Instead of tackling this enormous project, start spring-cleaning by cleaning out something small, like your wallet. Cleaning out your wallet will give you a sense of accomplishment and it can improve your relationship with money because it will keep you organized when it comes to your finances. I recently cleaned out my wallet, and it has helped me keep on top of my finances. Read on for my tips!

Tips for organizing your wallet

  • Buy a smaller wallet. If you have a smaller wallet, you’ll have less space, meaning that you’ll only carry around what you need – some cash and a few credit cards.
  • You can keep it, but you don’t need it in your wallet. Many people carry random things around in their wallets for sentimental reasons. Pictures of your kids, your dog, friends’ business cards, even receipts that have sentimental value. I mean, how could you part with the receipt from the first date you had with your wife? Or the receipt from the first college book you ever bought? It’s ok to keep these items, but ask yourself if it’s really necessary for you to keep them in your wallet. Do you need to carry these items with you every day? Reflecting on these items can help you free up space in your wallet.
  • Get rid of your receipts. It’s a good idea to keep track of what you buy, so make an inventory of the receipts that you have in your wallet, but then discard the receipts – you don’t need them. You can also switch to a service such as Mint.com, which will track the purchases that you make with a credit or debt card and store the information on your phone/computer. Being aware of how much money you are spending will help you determine purchases that you can cut out in order to save money.
  • Break bad habits. Get used to carrying around a minimal amount of cash and disposing of receipts right away, instead of continuing to stuff them in your wallet (or you’ll have to keep cleaning out your wallet every month!).

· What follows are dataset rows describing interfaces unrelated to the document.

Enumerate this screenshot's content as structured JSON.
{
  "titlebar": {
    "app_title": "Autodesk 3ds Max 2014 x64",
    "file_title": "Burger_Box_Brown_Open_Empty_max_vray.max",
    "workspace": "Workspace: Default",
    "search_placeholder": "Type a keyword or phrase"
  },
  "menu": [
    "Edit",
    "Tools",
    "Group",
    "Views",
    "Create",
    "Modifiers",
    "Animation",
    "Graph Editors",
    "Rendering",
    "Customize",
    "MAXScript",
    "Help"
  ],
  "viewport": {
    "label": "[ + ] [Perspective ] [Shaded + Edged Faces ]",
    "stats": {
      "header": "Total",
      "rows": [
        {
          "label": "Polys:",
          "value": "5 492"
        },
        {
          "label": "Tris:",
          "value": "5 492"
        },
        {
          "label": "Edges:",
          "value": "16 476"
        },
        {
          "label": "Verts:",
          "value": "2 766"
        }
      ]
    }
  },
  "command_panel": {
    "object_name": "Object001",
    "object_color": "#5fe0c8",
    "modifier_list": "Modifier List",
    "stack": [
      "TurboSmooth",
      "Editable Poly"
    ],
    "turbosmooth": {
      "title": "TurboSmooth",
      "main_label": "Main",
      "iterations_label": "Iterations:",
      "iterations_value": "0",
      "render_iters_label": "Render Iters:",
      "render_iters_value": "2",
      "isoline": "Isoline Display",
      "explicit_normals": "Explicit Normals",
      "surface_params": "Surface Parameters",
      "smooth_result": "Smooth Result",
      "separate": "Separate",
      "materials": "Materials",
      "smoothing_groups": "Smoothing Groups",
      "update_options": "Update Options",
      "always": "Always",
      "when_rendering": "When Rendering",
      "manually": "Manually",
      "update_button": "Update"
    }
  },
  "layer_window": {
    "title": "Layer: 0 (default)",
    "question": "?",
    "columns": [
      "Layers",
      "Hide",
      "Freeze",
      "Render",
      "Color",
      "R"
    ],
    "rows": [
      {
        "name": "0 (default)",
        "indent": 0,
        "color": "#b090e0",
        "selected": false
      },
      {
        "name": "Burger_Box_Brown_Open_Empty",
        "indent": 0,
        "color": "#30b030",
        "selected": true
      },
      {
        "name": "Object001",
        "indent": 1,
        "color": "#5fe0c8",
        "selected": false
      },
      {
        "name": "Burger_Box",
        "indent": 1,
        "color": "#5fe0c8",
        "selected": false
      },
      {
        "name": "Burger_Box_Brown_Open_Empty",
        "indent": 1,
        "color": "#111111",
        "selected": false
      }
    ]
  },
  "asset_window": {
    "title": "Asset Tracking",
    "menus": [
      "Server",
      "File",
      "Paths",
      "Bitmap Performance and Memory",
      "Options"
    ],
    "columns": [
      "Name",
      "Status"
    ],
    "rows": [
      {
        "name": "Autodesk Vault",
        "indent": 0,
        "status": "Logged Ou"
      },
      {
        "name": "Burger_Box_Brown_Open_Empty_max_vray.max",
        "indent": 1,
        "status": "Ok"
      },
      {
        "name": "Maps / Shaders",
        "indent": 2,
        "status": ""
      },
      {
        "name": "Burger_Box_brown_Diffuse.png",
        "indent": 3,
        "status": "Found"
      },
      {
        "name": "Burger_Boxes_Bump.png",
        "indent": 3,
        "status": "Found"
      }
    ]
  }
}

Cleaning out your wallet can help you track your spending and decrease it. For more information on my wallet-cleaning journey, you can contact me!

Happy Spring!